As per the statistics released by RBI, all commercial banks together made a net profit of over Rs70,000 crore during the year 2010-11 and 2% of this amounts to Rs1,400 crore per year, which should be more than adequate to meet the obligation of additional interest payable to this special class of depositors by all the banks put together, if the proposal is implemented. Besides, if the RBI abolishes the present practice of giving better rates on a single deposit of Rs15 lakh and above, it would save a considerable amount and add to their kitty to pay higher rate to these disabled people, who deserve it more than the rich depositors.
It is to meet this statutory obligation that all the banks could consider this additional payment of interest to disabled/physically challenged individuals and identifiable charitable organization who promote their cause, as a part of their CSR by including this objective in its CSR policy. And the ministry of corporate affairs, too, should consider this as redemption of their CSR obligation under the new Companies Act when it becomes law. The ministry should, therefore, include this objective under permitted activities in CSR policies listed in Schedule VII to the proposed Companies Act.

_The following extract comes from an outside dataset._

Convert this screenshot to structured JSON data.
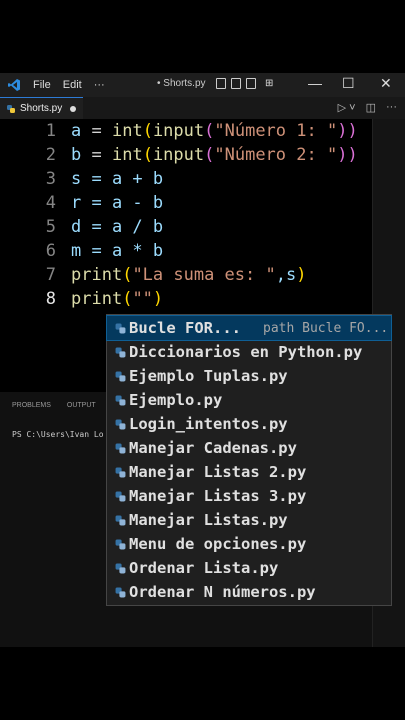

All things considered, this is an ideal opportunity for the banking sector to express its solidarity with the disabled people of our country. In fact this will be a blessing in disguise for the banking institutions as well, because more often than not, considerable money spent on social projects is knocked off by the intermediaries and do not reach the right beneficiaries, resulting in frittering away precious resources in the name of corporate social responsibility. But if the banks are allowed to give additional interest to this class of depositors and treat such additional payments under CSR obligations, banks will get the satisfaction of having disbursed the amount to the right people for a right cause.
Will the RBI take the initiative to consider this proposal of permitting the banks to offer a minimum of 1% of additional interest over and above the normal rate of interest on all types of deposit accounts to the disabled/physically and mentally challenged individuals and also to the identified charitable organizations who promote their cause, as a token of our concern to these less privileged members of our society? Apart from permitting this additional benefit to them, the RBI should come out with clear-cut guidelines to enable the banks to identify such customers to ensure that the benefit of this move goes to the right beneficiaries. As this scheme is a socially desirable, nationally important and functionally easy to operate, the RBI should persuade the banks to take up this project with a missionary zeal by giving enough publicity to attract the attention of the people at large.
In the present context of a gloomy state of affairs pervading in our country with rampant corruption in every walk of life, scams galore in every aspect of political scene, land grabbing and illegal mining becoming a way of life and female foeticide being order of the day, this proposal of offering additional interest to the most deserving members of our society when put in place will be a refreshing change, coming as it does from a staid financial institution like the RBI will be a breath of fresh air that will stir the conscience of our people to elevate our society to a new orbit of egalitarianism for the greater good of our country.
(The author is a banking analyst and he writes for Moneylife under the pen-name ‘Gurpur’)